David Bowie:  Heroes  My Bowie obsession continues since I first heard him in the 1980s.  This is perhaps my favorite Bowie song, if not my first.  Rebel Rebel was my other choice here. 

Bay City Rollers:  Saturday Night  You know it.  I know it.   We all know it.  I get one cheesy one.  This is it.  I watched the Saturday morning cartoon show.  Deal with it.  (And now you have an earworm, you're welcome).

Thelma Houston:  Don't Leave Me This Way  Because disco is awesome. 

Gloria GaynorI Will Survive  Because disco plus female empowerment is awesome.  Plus, never failed to get everybody on the dance floor at the house parties in grad school.  Seriously.  Everyone.

The Knack:  Good Girls Don't   My Sharona was bigger but this was better.

Bruce Springsteen:  Thunder Road  I came to Bruce Springsteen late in life.  I knew little beyond the Born in the USA album.  I was missing a lot.  Especially this.  Possibly the best rock song ever.  I sang it to my daughter as a lullaby every night for four years straight.  She called it "Screen Door Slams".

Corner of the Sky:  Stephen Schwartz/John Rubinstein (and my brother's piano version).  There were better musicals in the 1970s, but this song stuck.  My brother was very tolerant to let me sing along while he played.  You have no idea how tolerant.

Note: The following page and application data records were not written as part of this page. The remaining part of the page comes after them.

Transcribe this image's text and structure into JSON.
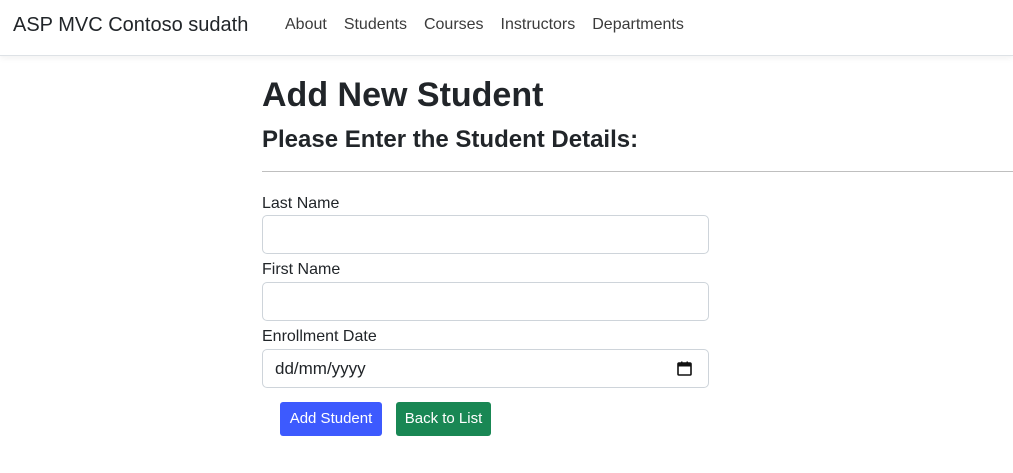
{
  "navbar": {
    "brand": "ASP MVC Contoso sudath",
    "links": [
      "About",
      "Students",
      "Courses",
      "Instructors",
      "Departments"
    ]
  },
  "page": {
    "title": "Add New Student",
    "subtitle": "Please Enter the Student Details:"
  },
  "form": {
    "last_name": {
      "label": "Last Name",
      "value": ""
    },
    "first_name": {
      "label": "First Name",
      "value": ""
    },
    "enrollment_date": {
      "label": "Enrollment Date",
      "placeholder": "dd/mm/yyyy",
      "icon": "calendar-icon"
    }
  },
  "buttons": {
    "add_student": "Add Student",
    "back_to_list": "Back to List"
  },
  "colors": {
    "primary": "#3d5afe",
    "success": "#198754"
  }
}
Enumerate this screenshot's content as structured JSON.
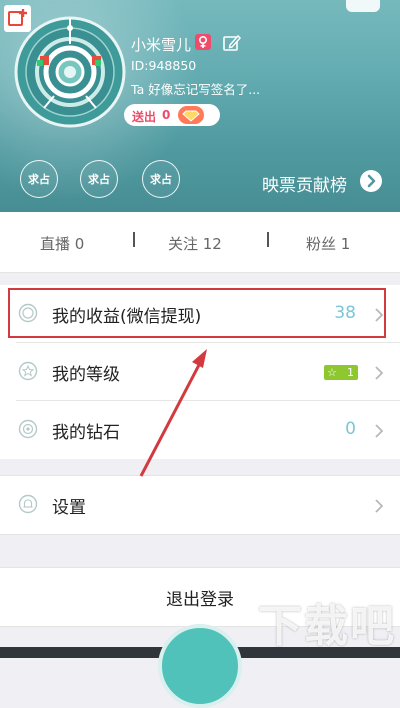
{
  "profile": {
    "username": "小米雪儿",
    "gender_symbol": "♀",
    "id_text": "ID:948850",
    "signature": "Ta 好像忘记写签名了...",
    "sent_label": "送出",
    "sent_count": "0"
  },
  "contrib": {
    "badges": [
      "求占",
      "求占",
      "求占"
    ],
    "label": "映票贡献榜"
  },
  "stats": {
    "live": "直播 0",
    "follow": "关注 12",
    "fans": "粉丝 1"
  },
  "menu": {
    "earnings": {
      "label": "我的收益(微信提现)",
      "value": "38"
    },
    "level": {
      "label": "我的等级",
      "star": "☆",
      "value": "1"
    },
    "diamonds": {
      "label": "我的钻石",
      "value": "0"
    },
    "settings": {
      "label": "设置"
    }
  },
  "logout": {
    "label": "退出登录"
  },
  "watermark": {
    "text": "下载吧"
  },
  "colors": {
    "header_teal": "#5aa7ac",
    "value_blue": "#7cc6d6",
    "highlight_red": "#d33a40",
    "level_green": "#8fc731",
    "accent_pink": "#ec4c6a"
  }
}
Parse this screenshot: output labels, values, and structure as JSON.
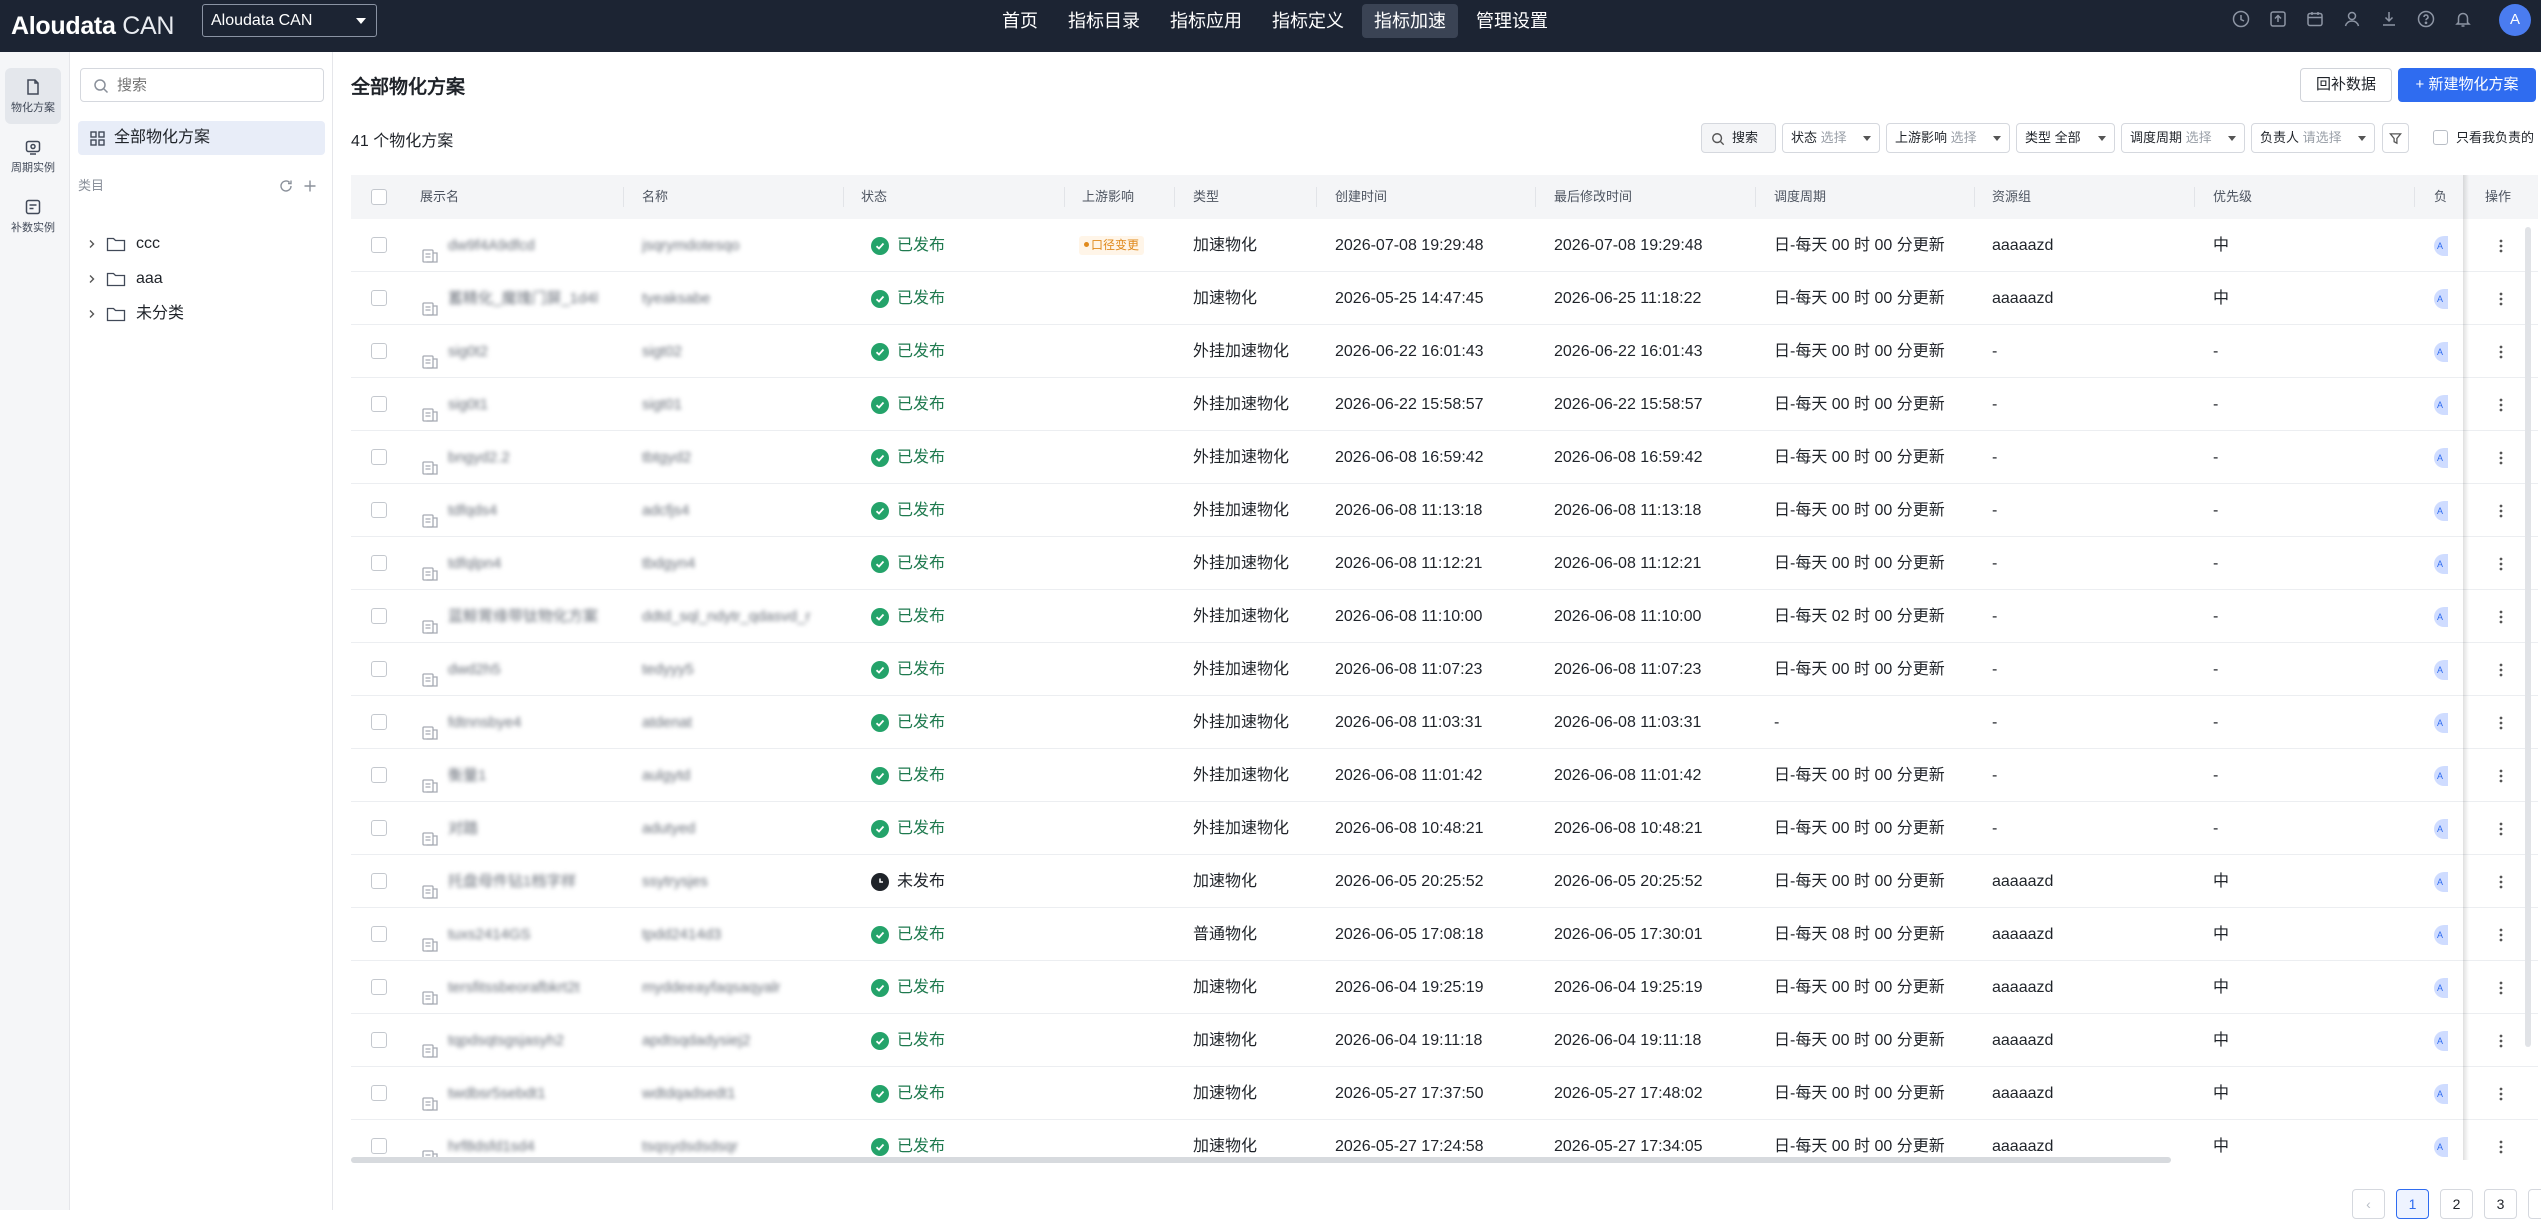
{
  "app": {
    "logo_brand": "Aloudata",
    "logo_product": "CAN",
    "workspace": "Aloudata CAN",
    "avatar_initial": "A"
  },
  "nav": [
    "首页",
    "指标目录",
    "指标应用",
    "指标定义",
    "指标加速",
    "管理设置"
  ],
  "nav_active": "指标加速",
  "rail": [
    {
      "label": "物化方案",
      "icon": "document-icon"
    },
    {
      "label": "周期实例",
      "icon": "cycle-icon"
    },
    {
      "label": "补数实例",
      "icon": "backfill-icon"
    }
  ],
  "catalog": {
    "search_placeholder": "搜索",
    "all_label": "全部物化方案",
    "section_label": "类目",
    "folders": [
      "ccc",
      "aaa",
      "未分类"
    ]
  },
  "page": {
    "title": "全部物化方案",
    "backfill_button": "回补数据",
    "new_button": "+ 新建物化方案",
    "count_text": "41 个物化方案"
  },
  "filters": {
    "search": "搜索",
    "status_label": "状态",
    "status_value": "选择",
    "upstream_label": "上游影响",
    "upstream_value": "选择",
    "type_label": "类型",
    "type_value": "全部",
    "schedule_label": "调度周期",
    "schedule_value": "选择",
    "owner_label": "负责人",
    "owner_value": "请选择",
    "only_mine": "只看我负责的"
  },
  "columns": {
    "display_name": "展示名",
    "name": "名称",
    "status": "状态",
    "upstream": "上游影响",
    "type": "类型",
    "created": "创建时间",
    "modified": "最后修改时间",
    "schedule": "调度周期",
    "resource": "资源组",
    "priority": "优先级",
    "owner": "负",
    "actions": "操作"
  },
  "rows": [
    {
      "display": "dw9f4A9dfcd",
      "name": "jsqrymdotesqo",
      "status": "已发布",
      "published": true,
      "upstream": "口径变更",
      "type": "加速物化",
      "created": "2026-07-08 19:29:48",
      "modified": "2026-07-08 19:29:48",
      "schedule": "日-每天 00 时 00 分更新",
      "resource": "aaaaazd",
      "priority": "中",
      "owner": "A"
    },
    {
      "display": "蓄精化_魔瑰门屏_1d4l",
      "name": "tyeaksabe",
      "status": "已发布",
      "published": true,
      "upstream": "",
      "type": "加速物化",
      "created": "2026-05-25 14:47:45",
      "modified": "2026-06-25 11:18:22",
      "schedule": "日-每天 00 时 00 分更新",
      "resource": "aaaaazd",
      "priority": "中",
      "owner": "A"
    },
    {
      "display": "sig0t2",
      "name": "sigt02",
      "status": "已发布",
      "published": true,
      "upstream": "",
      "type": "外挂加速物化",
      "created": "2026-06-22 16:01:43",
      "modified": "2026-06-22 16:01:43",
      "schedule": "日-每天 00 时 00 分更新",
      "resource": "-",
      "priority": "-",
      "owner": "A"
    },
    {
      "display": "sig0t1",
      "name": "sigt01",
      "status": "已发布",
      "published": true,
      "upstream": "",
      "type": "外挂加速物化",
      "created": "2026-06-22 15:58:57",
      "modified": "2026-06-22 15:58:57",
      "schedule": "日-每天 00 时 00 分更新",
      "resource": "-",
      "priority": "-",
      "owner": "A"
    },
    {
      "display": "bngyd2.2",
      "name": "tbtgyd2",
      "status": "已发布",
      "published": true,
      "upstream": "",
      "type": "外挂加速物化",
      "created": "2026-06-08 16:59:42",
      "modified": "2026-06-08 16:59:42",
      "schedule": "日-每天 00 时 00 分更新",
      "resource": "-",
      "priority": "-",
      "owner": "A"
    },
    {
      "display": "tdfqds4",
      "name": "adcfjs4",
      "status": "已发布",
      "published": true,
      "upstream": "",
      "type": "外挂加速物化",
      "created": "2026-06-08 11:13:18",
      "modified": "2026-06-08 11:13:18",
      "schedule": "日-每天 00 时 00 分更新",
      "resource": "-",
      "priority": "-",
      "owner": "A"
    },
    {
      "display": "tdfqlpn4",
      "name": "tbdgyn4",
      "status": "已发布",
      "published": true,
      "upstream": "",
      "type": "外挂加速物化",
      "created": "2026-06-08 11:12:21",
      "modified": "2026-06-08 11:12:21",
      "schedule": "日-每天 00 时 00 分更新",
      "resource": "-",
      "priority": "-",
      "owner": "A"
    },
    {
      "display": "蓝鲸胃缘带钛物化方案",
      "name": "ddtd_sql_ndytr_qdasvd_r",
      "status": "已发布",
      "published": true,
      "upstream": "",
      "type": "外挂加速物化",
      "created": "2026-06-08 11:10:00",
      "modified": "2026-06-08 11:10:00",
      "schedule": "日-每天 02 时 00 分更新",
      "resource": "-",
      "priority": "-",
      "owner": "A"
    },
    {
      "display": "dwd2h5",
      "name": "tedyyy5",
      "status": "已发布",
      "published": true,
      "upstream": "",
      "type": "外挂加速物化",
      "created": "2026-06-08 11:07:23",
      "modified": "2026-06-08 11:07:23",
      "schedule": "日-每天 00 时 00 分更新",
      "resource": "-",
      "priority": "-",
      "owner": "A"
    },
    {
      "display": "fdtnnsbye4",
      "name": "atdenat",
      "status": "已发布",
      "published": true,
      "upstream": "",
      "type": "外挂加速物化",
      "created": "2026-06-08 11:03:31",
      "modified": "2026-06-08 11:03:31",
      "schedule": "-",
      "resource": "-",
      "priority": "-",
      "owner": "A"
    },
    {
      "display": "衡量1",
      "name": "aulgytd",
      "status": "已发布",
      "published": true,
      "upstream": "",
      "type": "外挂加速物化",
      "created": "2026-06-08 11:01:42",
      "modified": "2026-06-08 11:01:42",
      "schedule": "日-每天 00 时 00 分更新",
      "resource": "-",
      "priority": "-",
      "owner": "A"
    },
    {
      "display": "对踏",
      "name": "adutyed",
      "status": "已发布",
      "published": true,
      "upstream": "",
      "type": "外挂加速物化",
      "created": "2026-06-08 10:48:21",
      "modified": "2026-06-08 10:48:21",
      "schedule": "日-每天 00 时 00 分更新",
      "resource": "-",
      "priority": "-",
      "owner": "A"
    },
    {
      "display": "托盘母件钻1档字样",
      "name": "ssytrysjes",
      "status": "未发布",
      "published": false,
      "upstream": "",
      "type": "加速物化",
      "created": "2026-06-05 20:25:52",
      "modified": "2026-06-05 20:25:52",
      "schedule": "日-每天 00 时 00 分更新",
      "resource": "aaaaazd",
      "priority": "中",
      "owner": "A"
    },
    {
      "display": "tuxs2414GS",
      "name": "tpdd2414d3",
      "status": "已发布",
      "published": true,
      "upstream": "",
      "type": "普通物化",
      "created": "2026-06-05 17:08:18",
      "modified": "2026-06-05 17:30:01",
      "schedule": "日-每天 08 时 00 分更新",
      "resource": "aaaaazd",
      "priority": "中",
      "owner": "A"
    },
    {
      "display": "tersfitssbeorafbkrt2t",
      "name": "myddeeayfaqsaqyalr",
      "status": "已发布",
      "published": true,
      "upstream": "",
      "type": "加速物化",
      "created": "2026-06-04 19:25:19",
      "modified": "2026-06-04 19:25:19",
      "schedule": "日-每天 00 时 00 分更新",
      "resource": "aaaaazd",
      "priority": "中",
      "owner": "A"
    },
    {
      "display": "tqpdsqtsgsjasyh2",
      "name": "apdtsqdadysiej2",
      "status": "已发布",
      "published": true,
      "upstream": "",
      "type": "加速物化",
      "created": "2026-06-04 19:11:18",
      "modified": "2026-06-04 19:11:18",
      "schedule": "日-每天 00 时 00 分更新",
      "resource": "aaaaazd",
      "priority": "中",
      "owner": "A"
    },
    {
      "display": "twdbsr5sebdt1",
      "name": "wdtdqadsedt1",
      "status": "已发布",
      "published": true,
      "upstream": "",
      "type": "加速物化",
      "created": "2026-05-27 17:37:50",
      "modified": "2026-05-27 17:48:02",
      "schedule": "日-每天 00 时 00 分更新",
      "resource": "aaaaazd",
      "priority": "中",
      "owner": "A"
    },
    {
      "display": "hrf8dsfd1sd4",
      "name": "tsqsydsdsdsqr",
      "status": "已发布",
      "published": true,
      "upstream": "",
      "type": "加速物化",
      "created": "2026-05-27 17:24:58",
      "modified": "2026-05-27 17:34:05",
      "schedule": "日-每天 00 时 00 分更新",
      "resource": "aaaaazd",
      "priority": "中",
      "owner": "A"
    }
  ],
  "pagination": {
    "pages": [
      "1",
      "2",
      "3"
    ],
    "current": "1",
    "prev": "‹",
    "next": "›"
  },
  "colors": {
    "topbar": "#1c2433",
    "primary": "#2f6cf0",
    "published": "#24a36a",
    "upstream_warning": "#e08a1d"
  }
}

The Who:  Won't Get Fooled Again  Intellectually I know the Stones and the Beatles are better and more important.  But my heart beats for The Who.